WHAT THE TASK REQUIRES. Search the records below for the word "count" and show every line where it occurs.

= = = = =

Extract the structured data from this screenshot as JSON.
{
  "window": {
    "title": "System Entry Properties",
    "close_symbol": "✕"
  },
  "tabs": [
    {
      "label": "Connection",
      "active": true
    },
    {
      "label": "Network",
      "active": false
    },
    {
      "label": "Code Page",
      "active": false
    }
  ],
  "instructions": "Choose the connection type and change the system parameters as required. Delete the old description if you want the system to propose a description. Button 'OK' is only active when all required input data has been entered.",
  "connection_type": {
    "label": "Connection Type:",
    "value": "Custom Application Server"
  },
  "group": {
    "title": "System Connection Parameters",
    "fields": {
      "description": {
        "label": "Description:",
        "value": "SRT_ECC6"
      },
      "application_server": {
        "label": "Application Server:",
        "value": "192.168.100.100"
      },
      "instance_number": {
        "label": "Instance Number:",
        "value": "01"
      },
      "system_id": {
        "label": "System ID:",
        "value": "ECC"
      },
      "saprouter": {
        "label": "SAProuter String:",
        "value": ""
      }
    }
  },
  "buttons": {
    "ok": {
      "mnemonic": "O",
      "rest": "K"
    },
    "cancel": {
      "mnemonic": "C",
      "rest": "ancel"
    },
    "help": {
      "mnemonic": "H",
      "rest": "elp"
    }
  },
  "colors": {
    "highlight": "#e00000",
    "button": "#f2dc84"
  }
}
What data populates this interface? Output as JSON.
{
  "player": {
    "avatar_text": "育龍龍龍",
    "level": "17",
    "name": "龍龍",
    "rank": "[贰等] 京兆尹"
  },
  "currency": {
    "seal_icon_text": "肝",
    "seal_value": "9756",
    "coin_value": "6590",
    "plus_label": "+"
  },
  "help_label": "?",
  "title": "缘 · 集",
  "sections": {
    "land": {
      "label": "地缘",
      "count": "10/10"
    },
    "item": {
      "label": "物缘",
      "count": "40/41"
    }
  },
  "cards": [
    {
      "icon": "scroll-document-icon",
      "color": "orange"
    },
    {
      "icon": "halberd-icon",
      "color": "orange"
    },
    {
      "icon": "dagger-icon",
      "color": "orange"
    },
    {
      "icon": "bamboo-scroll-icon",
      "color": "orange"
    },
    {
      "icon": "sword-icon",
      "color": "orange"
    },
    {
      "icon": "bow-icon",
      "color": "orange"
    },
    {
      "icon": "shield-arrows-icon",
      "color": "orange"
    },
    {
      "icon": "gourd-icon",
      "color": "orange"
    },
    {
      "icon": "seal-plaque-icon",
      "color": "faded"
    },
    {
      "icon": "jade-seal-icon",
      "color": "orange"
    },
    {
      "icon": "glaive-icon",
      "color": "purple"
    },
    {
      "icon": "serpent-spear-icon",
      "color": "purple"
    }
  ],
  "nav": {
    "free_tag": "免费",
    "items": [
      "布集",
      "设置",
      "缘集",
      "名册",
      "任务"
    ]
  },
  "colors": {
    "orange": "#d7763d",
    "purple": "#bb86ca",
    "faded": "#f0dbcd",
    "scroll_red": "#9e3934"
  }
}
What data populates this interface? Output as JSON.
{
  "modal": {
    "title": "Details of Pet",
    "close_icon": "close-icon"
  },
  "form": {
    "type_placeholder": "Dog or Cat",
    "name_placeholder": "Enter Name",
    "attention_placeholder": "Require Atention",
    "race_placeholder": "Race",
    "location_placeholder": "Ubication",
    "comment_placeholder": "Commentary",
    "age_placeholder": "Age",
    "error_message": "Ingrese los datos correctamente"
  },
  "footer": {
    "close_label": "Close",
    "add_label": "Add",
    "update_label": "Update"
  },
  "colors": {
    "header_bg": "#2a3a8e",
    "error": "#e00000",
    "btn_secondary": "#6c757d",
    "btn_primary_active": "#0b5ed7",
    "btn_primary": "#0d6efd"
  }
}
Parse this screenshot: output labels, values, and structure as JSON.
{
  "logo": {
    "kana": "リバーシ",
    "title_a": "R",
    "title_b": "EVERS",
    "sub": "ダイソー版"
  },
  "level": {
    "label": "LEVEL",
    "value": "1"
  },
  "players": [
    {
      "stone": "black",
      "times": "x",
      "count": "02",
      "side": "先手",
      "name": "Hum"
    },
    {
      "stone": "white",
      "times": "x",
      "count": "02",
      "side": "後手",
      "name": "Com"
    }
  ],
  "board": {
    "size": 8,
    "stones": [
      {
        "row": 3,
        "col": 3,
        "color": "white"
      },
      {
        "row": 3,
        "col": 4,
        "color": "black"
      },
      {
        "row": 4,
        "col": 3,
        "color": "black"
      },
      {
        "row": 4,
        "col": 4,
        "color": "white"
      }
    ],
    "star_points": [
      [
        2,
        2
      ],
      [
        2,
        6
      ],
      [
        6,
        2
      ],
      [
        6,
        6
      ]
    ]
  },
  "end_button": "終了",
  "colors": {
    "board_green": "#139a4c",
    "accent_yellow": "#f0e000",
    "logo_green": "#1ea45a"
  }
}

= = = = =

ANSWER SPACE.
      "count": "10/10"
      "count": "40/41"
      "count": "02",
      "count": "02",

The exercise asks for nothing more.